Excerpts from an interface dataset
● ● ● ● ● ● ●
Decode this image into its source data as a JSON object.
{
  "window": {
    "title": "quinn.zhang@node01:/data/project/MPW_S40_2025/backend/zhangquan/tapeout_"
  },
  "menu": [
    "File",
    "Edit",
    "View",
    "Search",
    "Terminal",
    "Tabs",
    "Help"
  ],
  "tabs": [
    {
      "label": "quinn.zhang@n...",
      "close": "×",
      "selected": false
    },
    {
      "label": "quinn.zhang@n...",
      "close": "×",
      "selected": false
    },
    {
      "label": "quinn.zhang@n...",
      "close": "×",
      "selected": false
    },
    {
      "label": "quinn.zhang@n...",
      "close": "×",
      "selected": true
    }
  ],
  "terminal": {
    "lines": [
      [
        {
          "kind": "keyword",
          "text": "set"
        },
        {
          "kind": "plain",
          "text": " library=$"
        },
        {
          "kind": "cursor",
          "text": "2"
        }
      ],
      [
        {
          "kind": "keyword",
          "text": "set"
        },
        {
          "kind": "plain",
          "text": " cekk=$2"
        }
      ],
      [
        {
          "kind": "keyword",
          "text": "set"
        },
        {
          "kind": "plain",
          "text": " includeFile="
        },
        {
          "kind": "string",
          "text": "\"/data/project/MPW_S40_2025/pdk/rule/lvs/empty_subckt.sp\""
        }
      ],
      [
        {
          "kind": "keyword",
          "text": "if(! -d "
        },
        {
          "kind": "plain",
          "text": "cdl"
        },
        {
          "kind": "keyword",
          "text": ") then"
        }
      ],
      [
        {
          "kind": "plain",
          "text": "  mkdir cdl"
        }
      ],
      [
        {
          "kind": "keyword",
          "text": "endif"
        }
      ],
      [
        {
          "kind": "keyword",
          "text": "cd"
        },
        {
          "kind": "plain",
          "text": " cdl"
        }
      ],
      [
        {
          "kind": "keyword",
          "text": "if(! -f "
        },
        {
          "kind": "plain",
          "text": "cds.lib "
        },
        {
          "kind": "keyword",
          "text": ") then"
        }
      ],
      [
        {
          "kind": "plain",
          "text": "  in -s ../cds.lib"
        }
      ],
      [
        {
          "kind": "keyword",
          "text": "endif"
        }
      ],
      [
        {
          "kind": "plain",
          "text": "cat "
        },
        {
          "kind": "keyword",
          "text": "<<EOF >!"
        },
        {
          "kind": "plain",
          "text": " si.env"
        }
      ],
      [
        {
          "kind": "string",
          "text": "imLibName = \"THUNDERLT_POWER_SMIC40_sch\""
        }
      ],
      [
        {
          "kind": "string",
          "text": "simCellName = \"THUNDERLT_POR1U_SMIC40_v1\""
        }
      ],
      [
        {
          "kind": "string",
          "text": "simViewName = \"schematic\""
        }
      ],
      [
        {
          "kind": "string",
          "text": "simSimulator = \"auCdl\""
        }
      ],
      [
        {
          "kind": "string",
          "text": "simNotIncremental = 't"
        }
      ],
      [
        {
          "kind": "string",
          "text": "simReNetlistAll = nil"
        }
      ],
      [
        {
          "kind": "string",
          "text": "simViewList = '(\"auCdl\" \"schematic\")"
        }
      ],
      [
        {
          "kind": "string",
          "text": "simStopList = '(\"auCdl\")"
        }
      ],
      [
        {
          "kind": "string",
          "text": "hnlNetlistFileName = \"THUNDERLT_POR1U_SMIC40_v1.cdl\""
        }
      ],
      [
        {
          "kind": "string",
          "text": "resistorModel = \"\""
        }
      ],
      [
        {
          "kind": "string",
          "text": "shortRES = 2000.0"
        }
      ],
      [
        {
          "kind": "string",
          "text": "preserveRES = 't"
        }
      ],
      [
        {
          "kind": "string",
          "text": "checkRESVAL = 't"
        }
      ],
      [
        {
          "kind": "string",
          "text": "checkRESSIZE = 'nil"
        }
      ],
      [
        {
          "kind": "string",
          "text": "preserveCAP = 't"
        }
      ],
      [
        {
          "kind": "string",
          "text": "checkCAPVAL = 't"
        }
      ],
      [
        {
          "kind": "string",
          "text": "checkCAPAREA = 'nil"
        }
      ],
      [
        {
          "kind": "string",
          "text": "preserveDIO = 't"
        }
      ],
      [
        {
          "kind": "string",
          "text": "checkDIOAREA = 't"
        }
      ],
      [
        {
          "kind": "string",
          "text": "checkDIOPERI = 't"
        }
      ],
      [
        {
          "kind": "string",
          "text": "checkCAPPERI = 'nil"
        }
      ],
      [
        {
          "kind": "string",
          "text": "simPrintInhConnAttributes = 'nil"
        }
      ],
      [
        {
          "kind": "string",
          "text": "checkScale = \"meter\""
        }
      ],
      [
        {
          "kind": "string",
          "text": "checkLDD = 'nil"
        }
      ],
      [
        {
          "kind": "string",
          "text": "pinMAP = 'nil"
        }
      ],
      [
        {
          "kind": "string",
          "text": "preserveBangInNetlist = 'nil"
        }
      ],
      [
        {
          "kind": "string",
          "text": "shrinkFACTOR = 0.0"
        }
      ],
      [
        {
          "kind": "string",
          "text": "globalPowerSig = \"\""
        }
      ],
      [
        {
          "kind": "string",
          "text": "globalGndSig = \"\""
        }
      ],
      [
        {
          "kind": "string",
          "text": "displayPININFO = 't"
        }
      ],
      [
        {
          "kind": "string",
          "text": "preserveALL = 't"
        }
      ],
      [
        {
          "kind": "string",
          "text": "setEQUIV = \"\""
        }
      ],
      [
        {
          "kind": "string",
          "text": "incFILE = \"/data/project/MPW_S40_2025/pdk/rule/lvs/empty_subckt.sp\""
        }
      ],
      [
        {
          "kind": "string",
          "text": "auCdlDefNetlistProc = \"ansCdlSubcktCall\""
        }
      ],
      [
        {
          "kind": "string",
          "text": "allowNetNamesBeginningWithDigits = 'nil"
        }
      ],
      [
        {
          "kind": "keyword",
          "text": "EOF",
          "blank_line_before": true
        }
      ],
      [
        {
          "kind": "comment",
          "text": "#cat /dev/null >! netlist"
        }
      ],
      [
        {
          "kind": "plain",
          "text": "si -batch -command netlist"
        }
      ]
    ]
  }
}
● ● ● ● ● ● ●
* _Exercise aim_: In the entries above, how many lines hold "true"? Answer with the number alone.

* _Response to this exercise_: 2